Simone de Beauvoir, Jean-Paul Sartre, Che Guevara

If you think about it, photography, which reduces all of life and culture to documents, presents itself as the most anonymous, intentionless and affectless medium – that medium which, even more than language was for Shelley, is no medium at all, and consequently the very best medium to function as the “universal” medium through which to convert a host of culturally specific works of art into to a large-scale display of “global” culture. Photography converts the work of art into a sign, and the sign, like the commodity in Marx, obeys the law of universal equivalency and exchangeability. Or so Jean Baudrillard taught in his For A Critique of The Political Economy of The Sign.


Generation Terror or Stupor?

Posted: February 17, 2018 in Uncategorized

Delaney Tarr, a high school senior, cannot remember a time when she did not know about school shootings.

So when a fire alarm went off inside Marjory Stoneman Douglas High School and teachers began screaming “Code red!” as confused students ran in and out of classrooms, Ms. Tarr, 17, knew what to do. Run to the safest place in the classroom — in this case, a closet packed with 19 students and their teacher.

“I’ve been told these protocols for years,” she said. “My sister is in middle school — she’s 12 — and in elementary school, she had to do code red drills.”

This is life for the children of the mass shooting generation. They were born into a world reshaped by the 1999 attack at Columbine High School in Colorado, and grew up practicing active shooter drills and huddling through lockdowns. They talked about threats and safety steps with their parents and teachers. With friends, they wondered darkly whether it could happen at their own school, and who might do it.

Now, this generation is almost grown up. And when a gunman killed 17 people this week at Stoneman Douglas High in Parkland, Fla., the first response of many of their classmates was not to grieve in silence, but to speak out. Their urgent voices — in television interviews, on social media, even from inside a locked school office as they hid from the gunman — are now rising in the national debate over gun violence in the aftermath of yet another school shooting.

Most of you are no more than a year or two older than this student and would still have been in high school less than ten moths ago.

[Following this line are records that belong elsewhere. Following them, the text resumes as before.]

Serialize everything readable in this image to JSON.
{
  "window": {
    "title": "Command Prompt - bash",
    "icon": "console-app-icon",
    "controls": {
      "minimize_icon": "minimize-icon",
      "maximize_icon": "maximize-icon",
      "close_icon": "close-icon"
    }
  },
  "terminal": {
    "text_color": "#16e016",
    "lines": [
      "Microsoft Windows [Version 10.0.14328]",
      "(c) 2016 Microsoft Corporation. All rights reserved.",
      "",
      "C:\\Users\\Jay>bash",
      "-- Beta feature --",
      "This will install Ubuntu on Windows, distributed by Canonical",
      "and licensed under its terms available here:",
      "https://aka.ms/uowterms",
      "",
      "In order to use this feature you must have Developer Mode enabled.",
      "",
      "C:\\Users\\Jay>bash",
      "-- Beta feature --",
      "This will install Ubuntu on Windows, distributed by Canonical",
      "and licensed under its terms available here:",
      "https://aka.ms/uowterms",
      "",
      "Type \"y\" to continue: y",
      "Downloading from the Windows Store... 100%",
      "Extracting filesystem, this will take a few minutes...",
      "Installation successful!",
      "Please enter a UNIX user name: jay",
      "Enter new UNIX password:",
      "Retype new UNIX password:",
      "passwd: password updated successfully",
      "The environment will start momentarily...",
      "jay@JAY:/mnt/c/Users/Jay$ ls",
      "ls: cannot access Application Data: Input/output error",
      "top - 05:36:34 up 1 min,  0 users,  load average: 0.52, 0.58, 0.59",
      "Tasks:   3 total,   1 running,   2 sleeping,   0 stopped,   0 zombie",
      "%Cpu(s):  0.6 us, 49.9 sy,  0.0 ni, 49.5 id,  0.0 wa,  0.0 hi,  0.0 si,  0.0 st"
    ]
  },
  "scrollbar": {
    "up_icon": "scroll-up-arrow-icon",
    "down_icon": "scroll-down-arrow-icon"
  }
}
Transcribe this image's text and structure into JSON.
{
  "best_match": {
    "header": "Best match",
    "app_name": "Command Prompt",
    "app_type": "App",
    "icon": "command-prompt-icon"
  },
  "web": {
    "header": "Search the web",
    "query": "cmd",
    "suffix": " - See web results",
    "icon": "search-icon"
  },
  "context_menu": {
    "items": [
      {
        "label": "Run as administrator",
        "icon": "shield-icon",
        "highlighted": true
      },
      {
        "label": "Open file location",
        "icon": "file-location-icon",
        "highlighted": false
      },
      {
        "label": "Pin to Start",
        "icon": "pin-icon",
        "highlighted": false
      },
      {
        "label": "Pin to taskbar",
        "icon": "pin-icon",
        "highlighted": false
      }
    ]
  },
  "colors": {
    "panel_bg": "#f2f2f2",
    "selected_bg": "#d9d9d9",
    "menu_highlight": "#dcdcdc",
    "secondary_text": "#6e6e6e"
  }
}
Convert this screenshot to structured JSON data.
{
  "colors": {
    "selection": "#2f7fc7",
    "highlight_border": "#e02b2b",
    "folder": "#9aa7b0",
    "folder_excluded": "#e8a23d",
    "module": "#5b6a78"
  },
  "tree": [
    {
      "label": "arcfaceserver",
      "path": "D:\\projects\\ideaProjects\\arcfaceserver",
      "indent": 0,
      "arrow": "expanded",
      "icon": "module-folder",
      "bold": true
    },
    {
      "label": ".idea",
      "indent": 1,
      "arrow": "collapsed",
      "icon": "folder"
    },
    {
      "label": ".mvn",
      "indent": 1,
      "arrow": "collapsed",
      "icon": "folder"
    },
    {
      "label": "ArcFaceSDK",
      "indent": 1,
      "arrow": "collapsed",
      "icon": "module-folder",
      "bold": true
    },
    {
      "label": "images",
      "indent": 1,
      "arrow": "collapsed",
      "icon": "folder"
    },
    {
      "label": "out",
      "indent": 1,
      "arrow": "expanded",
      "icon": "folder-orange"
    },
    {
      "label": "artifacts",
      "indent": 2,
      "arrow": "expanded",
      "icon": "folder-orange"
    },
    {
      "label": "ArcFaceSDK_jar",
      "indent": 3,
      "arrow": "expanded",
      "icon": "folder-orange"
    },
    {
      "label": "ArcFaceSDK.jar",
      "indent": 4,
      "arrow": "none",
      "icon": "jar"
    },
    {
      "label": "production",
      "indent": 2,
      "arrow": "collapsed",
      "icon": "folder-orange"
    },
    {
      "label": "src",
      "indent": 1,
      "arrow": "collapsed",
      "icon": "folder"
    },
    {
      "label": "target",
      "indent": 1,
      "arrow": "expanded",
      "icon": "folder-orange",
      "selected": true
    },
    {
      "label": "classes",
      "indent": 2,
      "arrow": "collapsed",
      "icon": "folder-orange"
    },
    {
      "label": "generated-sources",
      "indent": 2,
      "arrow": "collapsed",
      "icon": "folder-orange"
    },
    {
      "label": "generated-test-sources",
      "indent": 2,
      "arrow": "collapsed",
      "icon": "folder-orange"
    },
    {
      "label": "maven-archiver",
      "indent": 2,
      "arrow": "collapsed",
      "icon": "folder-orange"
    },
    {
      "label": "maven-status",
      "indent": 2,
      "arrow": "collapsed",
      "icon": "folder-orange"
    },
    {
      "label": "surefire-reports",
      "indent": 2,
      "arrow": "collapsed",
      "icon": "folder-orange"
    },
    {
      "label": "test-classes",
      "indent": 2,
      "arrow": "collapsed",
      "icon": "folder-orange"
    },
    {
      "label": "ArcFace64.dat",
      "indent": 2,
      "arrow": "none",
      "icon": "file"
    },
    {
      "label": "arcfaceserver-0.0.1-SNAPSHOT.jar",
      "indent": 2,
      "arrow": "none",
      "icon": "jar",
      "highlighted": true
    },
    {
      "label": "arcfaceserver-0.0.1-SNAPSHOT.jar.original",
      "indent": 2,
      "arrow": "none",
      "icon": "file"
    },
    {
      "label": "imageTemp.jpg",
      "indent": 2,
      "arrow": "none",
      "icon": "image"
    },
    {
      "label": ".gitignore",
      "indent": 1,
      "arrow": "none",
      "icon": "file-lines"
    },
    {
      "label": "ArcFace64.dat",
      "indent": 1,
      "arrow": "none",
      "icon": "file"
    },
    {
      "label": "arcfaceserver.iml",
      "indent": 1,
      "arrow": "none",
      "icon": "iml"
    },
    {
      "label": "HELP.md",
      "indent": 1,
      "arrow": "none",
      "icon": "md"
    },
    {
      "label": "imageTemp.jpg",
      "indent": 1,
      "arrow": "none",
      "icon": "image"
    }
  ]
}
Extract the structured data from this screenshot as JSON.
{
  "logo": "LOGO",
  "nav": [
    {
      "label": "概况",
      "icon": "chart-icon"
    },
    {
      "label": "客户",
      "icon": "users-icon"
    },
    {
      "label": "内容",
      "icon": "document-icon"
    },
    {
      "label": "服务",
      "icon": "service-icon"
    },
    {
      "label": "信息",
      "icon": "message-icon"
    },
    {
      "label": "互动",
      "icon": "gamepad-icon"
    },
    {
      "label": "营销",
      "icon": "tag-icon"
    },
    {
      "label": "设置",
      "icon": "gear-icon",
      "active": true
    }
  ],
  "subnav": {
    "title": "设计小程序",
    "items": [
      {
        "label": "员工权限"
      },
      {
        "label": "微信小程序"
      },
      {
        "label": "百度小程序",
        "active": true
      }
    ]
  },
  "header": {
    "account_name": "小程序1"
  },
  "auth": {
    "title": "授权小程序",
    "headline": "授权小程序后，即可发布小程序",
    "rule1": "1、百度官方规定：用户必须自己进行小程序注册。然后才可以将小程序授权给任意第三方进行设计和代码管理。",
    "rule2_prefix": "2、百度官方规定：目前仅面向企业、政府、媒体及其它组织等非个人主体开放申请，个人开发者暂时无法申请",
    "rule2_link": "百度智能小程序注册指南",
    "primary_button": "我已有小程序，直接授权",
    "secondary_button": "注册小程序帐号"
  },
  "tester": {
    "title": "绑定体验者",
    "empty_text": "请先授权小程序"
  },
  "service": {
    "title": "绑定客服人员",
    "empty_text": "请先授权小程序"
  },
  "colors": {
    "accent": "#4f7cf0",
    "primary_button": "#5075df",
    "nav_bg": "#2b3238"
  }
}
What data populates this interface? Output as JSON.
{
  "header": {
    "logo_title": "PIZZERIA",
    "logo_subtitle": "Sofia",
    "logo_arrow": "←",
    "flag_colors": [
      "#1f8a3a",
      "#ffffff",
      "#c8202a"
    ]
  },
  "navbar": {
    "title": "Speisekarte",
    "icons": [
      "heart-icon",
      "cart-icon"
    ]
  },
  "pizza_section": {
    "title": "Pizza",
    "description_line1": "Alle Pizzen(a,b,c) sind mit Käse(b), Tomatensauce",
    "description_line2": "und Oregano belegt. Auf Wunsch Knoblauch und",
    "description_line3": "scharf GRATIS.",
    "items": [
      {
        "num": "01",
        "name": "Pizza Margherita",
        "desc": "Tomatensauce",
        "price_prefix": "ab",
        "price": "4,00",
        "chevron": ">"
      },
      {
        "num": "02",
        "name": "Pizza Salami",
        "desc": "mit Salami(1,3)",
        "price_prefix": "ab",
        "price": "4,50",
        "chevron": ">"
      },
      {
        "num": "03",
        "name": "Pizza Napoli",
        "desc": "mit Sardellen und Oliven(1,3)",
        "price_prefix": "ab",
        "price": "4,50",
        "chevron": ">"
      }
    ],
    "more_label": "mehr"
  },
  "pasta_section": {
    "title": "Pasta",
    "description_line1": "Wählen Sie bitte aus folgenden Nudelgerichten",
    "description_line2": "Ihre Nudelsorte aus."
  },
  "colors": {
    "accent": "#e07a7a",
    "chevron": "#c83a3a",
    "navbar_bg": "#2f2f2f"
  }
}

Cameron Kasky is a 17-year-old junior at Marjory Stoneman Douglas High School. He and his brother Holden survived Wednesday’s school shooting at their Parkland, Florida, high school.